Exercise prompt => The entries should be restated word for word.

[Opening The records section]

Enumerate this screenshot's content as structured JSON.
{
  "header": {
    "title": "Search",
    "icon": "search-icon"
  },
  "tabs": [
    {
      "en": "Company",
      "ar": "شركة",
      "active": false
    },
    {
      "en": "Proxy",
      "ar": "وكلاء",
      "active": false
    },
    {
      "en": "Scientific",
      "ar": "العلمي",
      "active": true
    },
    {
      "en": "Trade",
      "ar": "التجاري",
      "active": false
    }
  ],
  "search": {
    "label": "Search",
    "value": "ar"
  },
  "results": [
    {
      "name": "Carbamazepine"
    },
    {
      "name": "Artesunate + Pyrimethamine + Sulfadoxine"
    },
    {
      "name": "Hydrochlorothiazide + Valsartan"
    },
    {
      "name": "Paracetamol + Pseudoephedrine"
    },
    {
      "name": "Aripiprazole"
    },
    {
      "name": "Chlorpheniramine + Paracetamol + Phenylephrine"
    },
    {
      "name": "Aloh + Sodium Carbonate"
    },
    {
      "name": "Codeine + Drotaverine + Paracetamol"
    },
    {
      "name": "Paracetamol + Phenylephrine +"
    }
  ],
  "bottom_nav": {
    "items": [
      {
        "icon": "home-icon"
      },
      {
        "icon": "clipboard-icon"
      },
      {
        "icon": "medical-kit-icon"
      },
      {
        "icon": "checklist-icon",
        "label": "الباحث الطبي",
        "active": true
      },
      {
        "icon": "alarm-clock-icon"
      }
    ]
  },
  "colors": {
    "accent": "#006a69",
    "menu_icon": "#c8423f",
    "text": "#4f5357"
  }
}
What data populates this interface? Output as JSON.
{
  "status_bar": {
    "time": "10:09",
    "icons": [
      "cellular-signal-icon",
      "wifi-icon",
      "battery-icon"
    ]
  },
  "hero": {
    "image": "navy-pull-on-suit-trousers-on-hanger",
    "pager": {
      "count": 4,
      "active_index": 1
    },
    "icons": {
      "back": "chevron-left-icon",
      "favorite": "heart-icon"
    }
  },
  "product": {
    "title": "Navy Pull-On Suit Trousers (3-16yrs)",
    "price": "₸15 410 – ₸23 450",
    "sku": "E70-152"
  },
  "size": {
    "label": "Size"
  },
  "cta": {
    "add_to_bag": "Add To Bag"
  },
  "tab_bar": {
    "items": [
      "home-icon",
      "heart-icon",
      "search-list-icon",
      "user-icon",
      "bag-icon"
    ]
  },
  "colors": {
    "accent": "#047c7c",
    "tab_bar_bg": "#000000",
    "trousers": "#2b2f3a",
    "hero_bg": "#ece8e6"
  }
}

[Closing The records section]

Answer box =>
Enumerate this screenshot's content as structured JSON.
{
  "header": {
    "title": "Search",
    "icon": "search-icon"
  },
  "tabs": [
    {
      "en": "Company",
      "ar": "شركة",
      "active": false
    },
    {
      "en": "Proxy",
      "ar": "وكلاء",
      "active": false
    },
    {
      "en": "Scientific",
      "ar": "العلمي",
      "active": true
    },
    {
      "en": "Trade",
      "ar": "التجاري",
      "active": false
    }
  ],
  "search": {
    "label": "Search",
    "value": "ar"
  },
  "results": [
    {
      "name": "Carbamazepine"
    },
    {
      "name": "Artesunate + Pyrimethamine + Sulfadoxine"
    },
    {
      "name": "Hydrochlorothiazide + Valsartan"
    },
    {
      "name": "Paracetamol + Pseudoephedrine"
    },
    {
      "name": "Aripiprazole"
    },
    {
      "name": "Chlorpheniramine + Paracetamol + Phenylephrine"
    },
    {
      "name": "Aloh + Sodium Carbonate"
    },
    {
      "name": "Codeine + Drotaverine + Paracetamol"
    },
    {
      "name": "Paracetamol + Phenylephrine +"
    }
  ],
  "bottom_nav": {
    "items": [
      {
        "icon": "home-icon"
      },
      {
        "icon": "clipboard-icon"
      },
      {
        "icon": "medical-kit-icon"
      },
      {
        "icon": "checklist-icon",
        "label": "الباحث الطبي",
        "active": true
      },
      {
        "icon": "alarm-clock-icon"
      }
    ]
  },
  "colors": {
    "accent": "#006a69",
    "menu_icon": "#c8423f",
    "text": "#4f5357"
  }
}
What data populates this interface? Output as JSON.
{
  "status_bar": {
    "time": "10:09",
    "icons": [
      "cellular-signal-icon",
      "wifi-icon",
      "battery-icon"
    ]
  },
  "hero": {
    "image": "navy-pull-on-suit-trousers-on-hanger",
    "pager": {
      "count": 4,
      "active_index": 1
    },
    "icons": {
      "back": "chevron-left-icon",
      "favorite": "heart-icon"
    }
  },
  "product": {
    "title": "Navy Pull-On Suit Trousers (3-16yrs)",
    "price": "₸15 410 – ₸23 450",
    "sku": "E70-152"
  },
  "size": {
    "label": "Size"
  },
  "cta": {
    "add_to_bag": "Add To Bag"
  },
  "tab_bar": {
    "items": [
      "home-icon",
      "heart-icon",
      "search-list-icon",
      "user-icon",
      "bag-icon"
    ]
  },
  "colors": {
    "accent": "#047c7c",
    "tab_bar_bg": "#000000",
    "trousers": "#2b2f3a",
    "hero_bg": "#ece8e6"
  }
}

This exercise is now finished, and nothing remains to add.